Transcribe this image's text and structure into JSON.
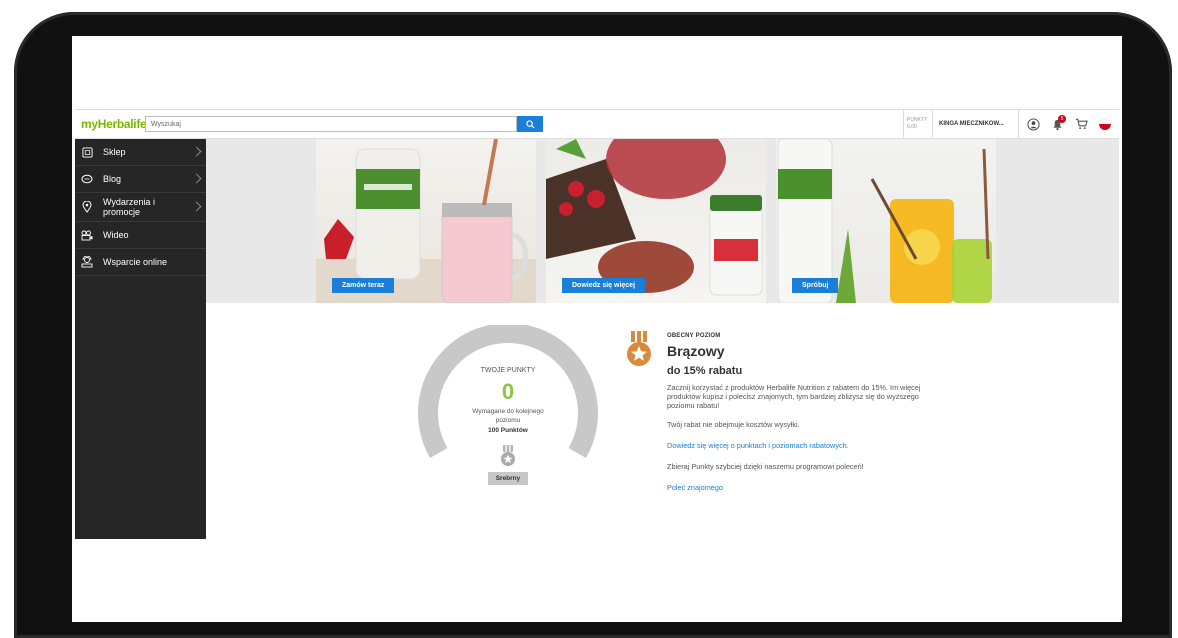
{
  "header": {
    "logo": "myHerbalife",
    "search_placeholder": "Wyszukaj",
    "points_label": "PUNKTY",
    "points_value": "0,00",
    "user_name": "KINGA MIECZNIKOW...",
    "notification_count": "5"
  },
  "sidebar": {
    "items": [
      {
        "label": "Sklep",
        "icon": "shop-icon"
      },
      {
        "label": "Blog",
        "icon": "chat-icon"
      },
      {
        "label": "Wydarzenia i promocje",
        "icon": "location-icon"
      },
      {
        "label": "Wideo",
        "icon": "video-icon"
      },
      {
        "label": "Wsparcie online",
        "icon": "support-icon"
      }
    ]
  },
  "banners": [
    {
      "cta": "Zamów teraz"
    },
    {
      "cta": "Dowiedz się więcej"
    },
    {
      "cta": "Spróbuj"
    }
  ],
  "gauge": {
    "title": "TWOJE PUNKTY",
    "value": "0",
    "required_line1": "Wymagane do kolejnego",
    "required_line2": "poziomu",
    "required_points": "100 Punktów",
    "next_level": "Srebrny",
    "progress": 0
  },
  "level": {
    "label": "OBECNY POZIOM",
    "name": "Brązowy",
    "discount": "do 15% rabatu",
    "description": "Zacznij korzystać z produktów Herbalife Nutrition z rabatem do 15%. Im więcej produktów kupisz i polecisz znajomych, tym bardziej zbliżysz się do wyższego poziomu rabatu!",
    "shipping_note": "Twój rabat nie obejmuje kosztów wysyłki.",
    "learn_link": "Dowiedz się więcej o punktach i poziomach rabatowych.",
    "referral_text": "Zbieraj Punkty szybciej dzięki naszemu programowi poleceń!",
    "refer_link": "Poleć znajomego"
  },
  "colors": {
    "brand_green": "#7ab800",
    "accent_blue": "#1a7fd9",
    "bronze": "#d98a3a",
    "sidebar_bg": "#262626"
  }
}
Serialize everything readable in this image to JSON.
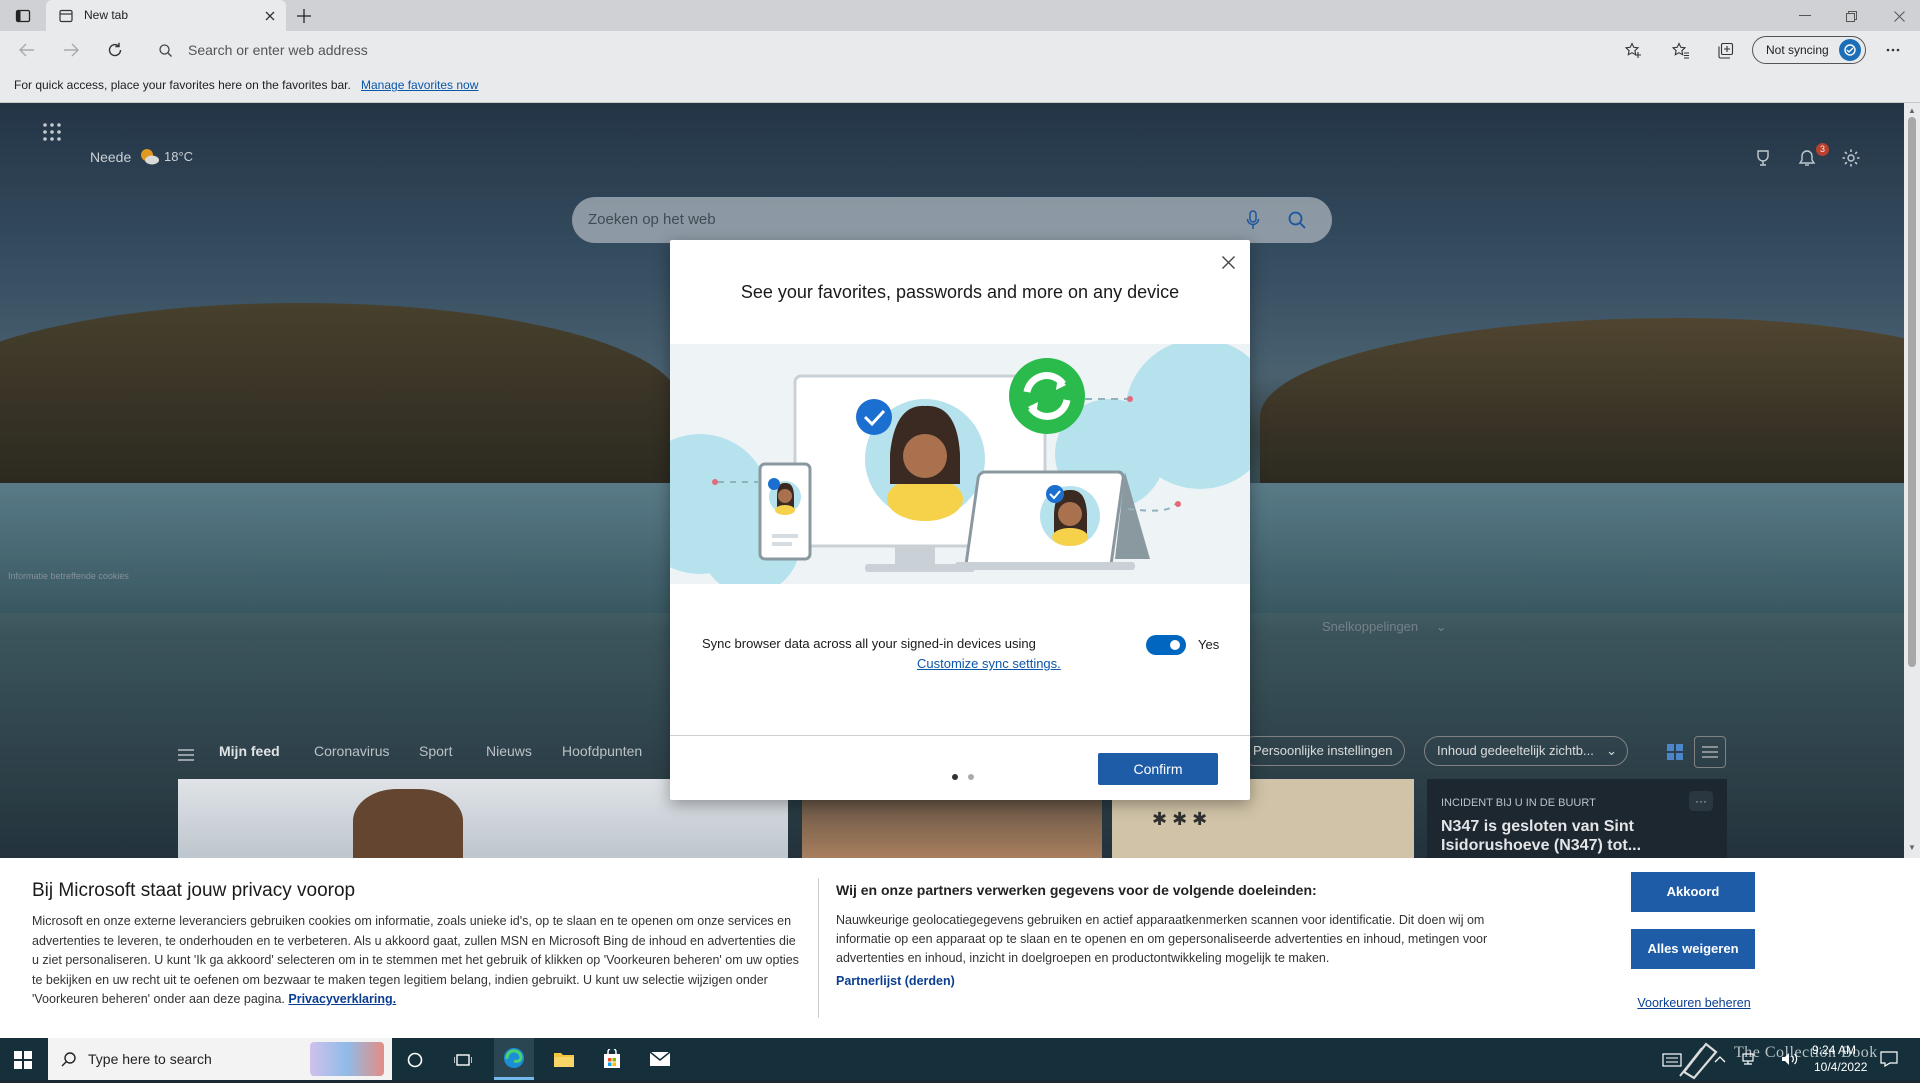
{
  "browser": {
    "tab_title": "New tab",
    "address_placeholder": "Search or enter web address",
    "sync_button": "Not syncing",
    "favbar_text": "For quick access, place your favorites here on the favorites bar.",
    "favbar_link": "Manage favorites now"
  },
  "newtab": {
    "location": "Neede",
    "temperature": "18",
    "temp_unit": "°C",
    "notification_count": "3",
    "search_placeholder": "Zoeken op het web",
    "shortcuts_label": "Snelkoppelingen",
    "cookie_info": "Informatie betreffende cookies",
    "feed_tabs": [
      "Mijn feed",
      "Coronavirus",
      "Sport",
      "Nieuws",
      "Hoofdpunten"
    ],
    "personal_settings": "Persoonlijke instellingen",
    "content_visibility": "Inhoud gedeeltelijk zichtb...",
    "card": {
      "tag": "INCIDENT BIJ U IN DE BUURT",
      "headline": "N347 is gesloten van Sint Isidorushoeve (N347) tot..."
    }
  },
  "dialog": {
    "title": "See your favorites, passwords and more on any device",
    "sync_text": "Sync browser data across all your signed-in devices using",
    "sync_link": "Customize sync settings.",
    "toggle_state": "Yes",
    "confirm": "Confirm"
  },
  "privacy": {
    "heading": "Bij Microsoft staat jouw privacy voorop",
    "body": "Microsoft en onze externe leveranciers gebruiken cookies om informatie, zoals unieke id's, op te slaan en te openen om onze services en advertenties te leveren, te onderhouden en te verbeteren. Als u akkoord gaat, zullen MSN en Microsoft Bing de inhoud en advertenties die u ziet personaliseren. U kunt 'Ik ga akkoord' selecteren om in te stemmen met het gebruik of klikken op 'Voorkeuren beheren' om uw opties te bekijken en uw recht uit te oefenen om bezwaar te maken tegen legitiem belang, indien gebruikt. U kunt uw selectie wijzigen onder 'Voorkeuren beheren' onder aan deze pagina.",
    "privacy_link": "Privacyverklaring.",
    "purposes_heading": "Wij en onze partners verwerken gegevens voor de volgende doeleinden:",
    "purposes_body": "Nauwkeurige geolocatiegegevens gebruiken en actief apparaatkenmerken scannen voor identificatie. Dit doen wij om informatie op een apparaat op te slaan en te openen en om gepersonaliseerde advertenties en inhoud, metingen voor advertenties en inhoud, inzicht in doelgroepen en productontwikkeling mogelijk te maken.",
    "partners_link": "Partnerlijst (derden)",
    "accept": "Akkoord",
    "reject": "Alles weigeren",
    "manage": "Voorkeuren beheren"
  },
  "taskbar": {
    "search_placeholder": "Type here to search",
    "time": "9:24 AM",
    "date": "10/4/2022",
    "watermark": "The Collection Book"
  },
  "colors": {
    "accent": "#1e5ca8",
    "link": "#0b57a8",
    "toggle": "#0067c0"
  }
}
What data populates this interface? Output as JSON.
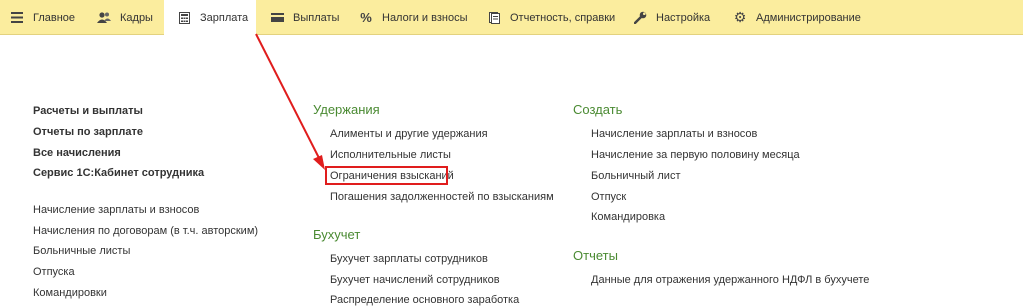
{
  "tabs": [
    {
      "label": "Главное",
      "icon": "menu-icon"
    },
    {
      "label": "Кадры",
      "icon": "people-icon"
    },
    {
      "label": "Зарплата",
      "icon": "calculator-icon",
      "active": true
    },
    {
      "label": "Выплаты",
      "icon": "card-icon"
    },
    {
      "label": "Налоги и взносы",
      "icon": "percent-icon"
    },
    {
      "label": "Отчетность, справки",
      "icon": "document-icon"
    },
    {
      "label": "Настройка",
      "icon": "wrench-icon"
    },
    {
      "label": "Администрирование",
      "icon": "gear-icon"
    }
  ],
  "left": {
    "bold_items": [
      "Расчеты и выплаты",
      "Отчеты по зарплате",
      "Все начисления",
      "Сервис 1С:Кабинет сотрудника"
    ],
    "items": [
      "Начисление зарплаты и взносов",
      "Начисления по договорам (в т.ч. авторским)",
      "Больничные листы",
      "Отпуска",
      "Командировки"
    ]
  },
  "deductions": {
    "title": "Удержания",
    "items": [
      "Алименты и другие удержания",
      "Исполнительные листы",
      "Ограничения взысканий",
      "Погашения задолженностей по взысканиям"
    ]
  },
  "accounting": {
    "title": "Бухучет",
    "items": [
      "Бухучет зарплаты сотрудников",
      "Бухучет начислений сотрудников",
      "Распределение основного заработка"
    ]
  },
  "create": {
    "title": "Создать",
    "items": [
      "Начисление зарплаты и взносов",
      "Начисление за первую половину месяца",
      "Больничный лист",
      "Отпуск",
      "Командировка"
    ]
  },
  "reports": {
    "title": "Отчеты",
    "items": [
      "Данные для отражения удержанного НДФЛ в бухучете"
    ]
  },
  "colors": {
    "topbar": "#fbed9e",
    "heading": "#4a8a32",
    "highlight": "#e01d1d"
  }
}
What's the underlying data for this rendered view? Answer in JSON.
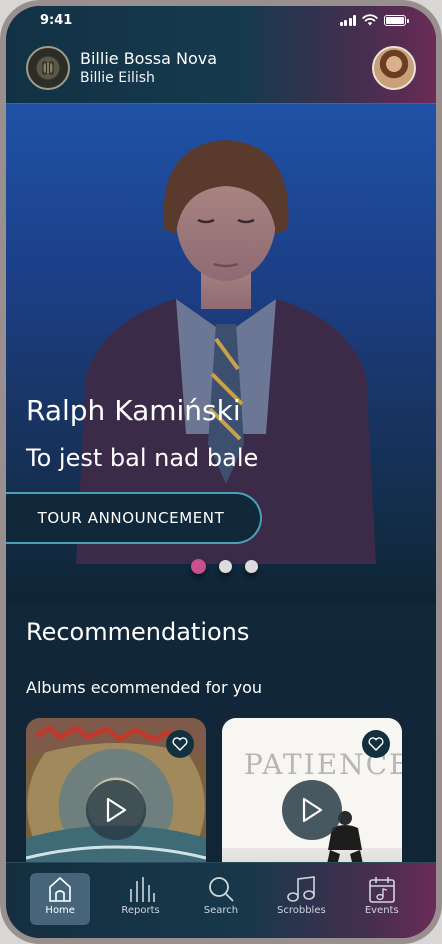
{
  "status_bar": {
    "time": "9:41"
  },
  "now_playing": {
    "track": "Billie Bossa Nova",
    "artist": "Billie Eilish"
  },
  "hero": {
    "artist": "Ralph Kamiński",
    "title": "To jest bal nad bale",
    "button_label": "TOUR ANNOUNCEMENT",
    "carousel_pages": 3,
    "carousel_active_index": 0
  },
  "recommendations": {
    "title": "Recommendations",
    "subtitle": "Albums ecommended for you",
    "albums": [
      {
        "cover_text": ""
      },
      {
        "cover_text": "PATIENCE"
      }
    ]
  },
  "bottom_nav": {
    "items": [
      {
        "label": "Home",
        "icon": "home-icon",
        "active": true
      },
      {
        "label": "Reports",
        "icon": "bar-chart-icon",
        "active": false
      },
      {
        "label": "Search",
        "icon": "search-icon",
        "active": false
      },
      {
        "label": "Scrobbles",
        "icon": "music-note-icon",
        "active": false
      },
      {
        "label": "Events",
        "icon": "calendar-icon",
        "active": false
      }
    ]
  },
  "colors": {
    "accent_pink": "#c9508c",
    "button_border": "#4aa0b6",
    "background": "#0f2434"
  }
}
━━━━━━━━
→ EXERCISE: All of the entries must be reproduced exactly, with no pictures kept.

→ TASK ANSWER:
Transcribe this image's text and structure into JSON.
{
  "header": {
    "logo": "myHerbalife",
    "search_placeholder": "Wyszukaj",
    "points_label": "PUNKTY",
    "points_value": "0,00",
    "user_name": "KINGA MIECZNIKOW...",
    "notification_count": "5"
  },
  "sidebar": {
    "items": [
      {
        "label": "Sklep",
        "icon": "shop-icon"
      },
      {
        "label": "Blog",
        "icon": "chat-icon"
      },
      {
        "label": "Wydarzenia i promocje",
        "icon": "location-icon"
      },
      {
        "label": "Wideo",
        "icon": "video-icon"
      },
      {
        "label": "Wsparcie online",
        "icon": "support-icon"
      }
    ]
  },
  "banners": [
    {
      "cta": "Zamów teraz"
    },
    {
      "cta": "Dowiedz się więcej"
    },
    {
      "cta": "Spróbuj"
    }
  ],
  "gauge": {
    "title": "TWOJE PUNKTY",
    "value": "0",
    "required_line1": "Wymagane do kolejnego",
    "required_line2": "poziomu",
    "required_points": "100 Punktów",
    "next_level": "Srebrny",
    "progress": 0
  },
  "level": {
    "label": "OBECNY POZIOM",
    "name": "Brązowy",
    "discount": "do 15% rabatu",
    "description": "Zacznij korzystać z produktów Herbalife Nutrition z rabatem do 15%. Im więcej produktów kupisz i polecisz znajomych, tym bardziej zbliżysz się do wyższego poziomu rabatu!",
    "shipping_note": "Twój rabat nie obejmuje kosztów wysyłki.",
    "learn_link": "Dowiedz się więcej o punktach i poziomach rabatowych.",
    "referral_text": "Zbieraj Punkty szybciej dzięki naszemu programowi poleceń!",
    "refer_link": "Poleć znajomego"
  },
  "colors": {
    "brand_green": "#7ab800",
    "accent_blue": "#1a7fd9",
    "bronze": "#d98a3a",
    "sidebar_bg": "#262626"
  }
}
Serialize everything readable in this image to JSON.
{
  "browser": {
    "tab_title": "New tab",
    "address_placeholder": "Search or enter web address",
    "sync_button": "Not syncing",
    "favbar_text": "For quick access, place your favorites here on the favorites bar.",
    "favbar_link": "Manage favorites now"
  },
  "newtab": {
    "location": "Neede",
    "temperature": "18",
    "temp_unit": "°C",
    "notification_count": "3",
    "search_placeholder": "Zoeken op het web",
    "shortcuts_label": "Snelkoppelingen",
    "cookie_info": "Informatie betreffende cookies",
    "feed_tabs": [
      "Mijn feed",
      "Coronavirus",
      "Sport",
      "Nieuws",
      "Hoofdpunten"
    ],
    "personal_settings": "Persoonlijke instellingen",
    "content_visibility": "Inhoud gedeeltelijk zichtb...",
    "card": {
      "tag": "INCIDENT BIJ U IN DE BUURT",
      "headline": "N347 is gesloten van Sint Isidorushoeve (N347) tot..."
    }
  },
  "dialog": {
    "title": "See your favorites, passwords and more on any device",
    "sync_text": "Sync browser data across all your signed-in devices using",
    "sync_link": "Customize sync settings.",
    "toggle_state": "Yes",
    "confirm": "Confirm"
  },
  "privacy": {
    "heading": "Bij Microsoft staat jouw privacy voorop",
    "body": "Microsoft en onze externe leveranciers gebruiken cookies om informatie, zoals unieke id's, op te slaan en te openen om onze services en advertenties te leveren, te onderhouden en te verbeteren. Als u akkoord gaat, zullen MSN en Microsoft Bing de inhoud en advertenties die u ziet personaliseren. U kunt 'Ik ga akkoord' selecteren om in te stemmen met het gebruik of klikken op 'Voorkeuren beheren' om uw opties te bekijken en uw recht uit te oefenen om bezwaar te maken tegen legitiem belang, indien gebruikt. U kunt uw selectie wijzigen onder 'Voorkeuren beheren' onder aan deze pagina.",
    "privacy_link": "Privacyverklaring.",
    "purposes_heading": "Wij en onze partners verwerken gegevens voor de volgende doeleinden:",
    "purposes_body": "Nauwkeurige geolocatiegegevens gebruiken en actief apparaatkenmerken scannen voor identificatie. Dit doen wij om informatie op een apparaat op te slaan en te openen en om gepersonaliseerde advertenties en inhoud, metingen voor advertenties en inhoud, inzicht in doelgroepen en productontwikkeling mogelijk te maken.",
    "partners_link": "Partnerlijst (derden)",
    "accept": "Akkoord",
    "reject": "Alles weigeren",
    "manage": "Voorkeuren beheren"
  },
  "taskbar": {
    "search_placeholder": "Type here to search",
    "time": "9:24 AM",
    "date": "10/4/2022",
    "watermark": "The Collection Book"
  },
  "colors": {
    "accent": "#1e5ca8",
    "link": "#0b57a8",
    "toggle": "#0067c0"
  }
}
What data populates this interface? Output as JSON.
{
  "tabs": [
    {
      "label": "Главное",
      "icon": "menu-icon"
    },
    {
      "label": "Кадры",
      "icon": "people-icon"
    },
    {
      "label": "Зарплата",
      "icon": "calculator-icon",
      "active": true
    },
    {
      "label": "Выплаты",
      "icon": "card-icon"
    },
    {
      "label": "Налоги и взносы",
      "icon": "percent-icon"
    },
    {
      "label": "Отчетность, справки",
      "icon": "document-icon"
    },
    {
      "label": "Настройка",
      "icon": "wrench-icon"
    },
    {
      "label": "Администрирование",
      "icon": "gear-icon"
    }
  ],
  "left": {
    "bold_items": [
      "Расчеты и выплаты",
      "Отчеты по зарплате",
      "Все начисления",
      "Сервис 1С:Кабинет сотрудника"
    ],
    "items": [
      "Начисление зарплаты и взносов",
      "Начисления по договорам (в т.ч. авторским)",
      "Больничные листы",
      "Отпуска",
      "Командировки"
    ]
  },
  "deductions": {
    "title": "Удержания",
    "items": [
      "Алименты и другие удержания",
      "Исполнительные листы",
      "Ограничения взысканий",
      "Погашения задолженностей по взысканиям"
    ]
  },
  "accounting": {
    "title": "Бухучет",
    "items": [
      "Бухучет зарплаты сотрудников",
      "Бухучет начислений сотрудников",
      "Распределение основного заработка"
    ]
  },
  "create": {
    "title": "Создать",
    "items": [
      "Начисление зарплаты и взносов",
      "Начисление за первую половину месяца",
      "Больничный лист",
      "Отпуск",
      "Командировка"
    ]
  },
  "reports": {
    "title": "Отчеты",
    "items": [
      "Данные для отражения удержанного НДФЛ в бухучете"
    ]
  },
  "colors": {
    "topbar": "#fbed9e",
    "heading": "#4a8a32",
    "highlight": "#e01d1d"
  }
}
What's the underlying data for this rendered view? Answer in JSON.
{
  "status_bar": {
    "time": "9:41"
  },
  "now_playing": {
    "track": "Billie Bossa Nova",
    "artist": "Billie Eilish"
  },
  "hero": {
    "artist": "Ralph Kamiński",
    "title": "To jest bal nad bale",
    "button_label": "TOUR ANNOUNCEMENT",
    "carousel_pages": 3,
    "carousel_active_index": 0
  },
  "recommendations": {
    "title": "Recommendations",
    "subtitle": "Albums ecommended for you",
    "albums": [
      {
        "cover_text": ""
      },
      {
        "cover_text": "PATIENCE"
      }
    ]
  },
  "bottom_nav": {
    "items": [
      {
        "label": "Home",
        "icon": "home-icon",
        "active": true
      },
      {
        "label": "Reports",
        "icon": "bar-chart-icon",
        "active": false
      },
      {
        "label": "Search",
        "icon": "search-icon",
        "active": false
      },
      {
        "label": "Scrobbles",
        "icon": "music-note-icon",
        "active": false
      },
      {
        "label": "Events",
        "icon": "calendar-icon",
        "active": false
      }
    ]
  },
  "colors": {
    "accent_pink": "#c9508c",
    "button_border": "#4aa0b6",
    "background": "#0f2434"
  }
}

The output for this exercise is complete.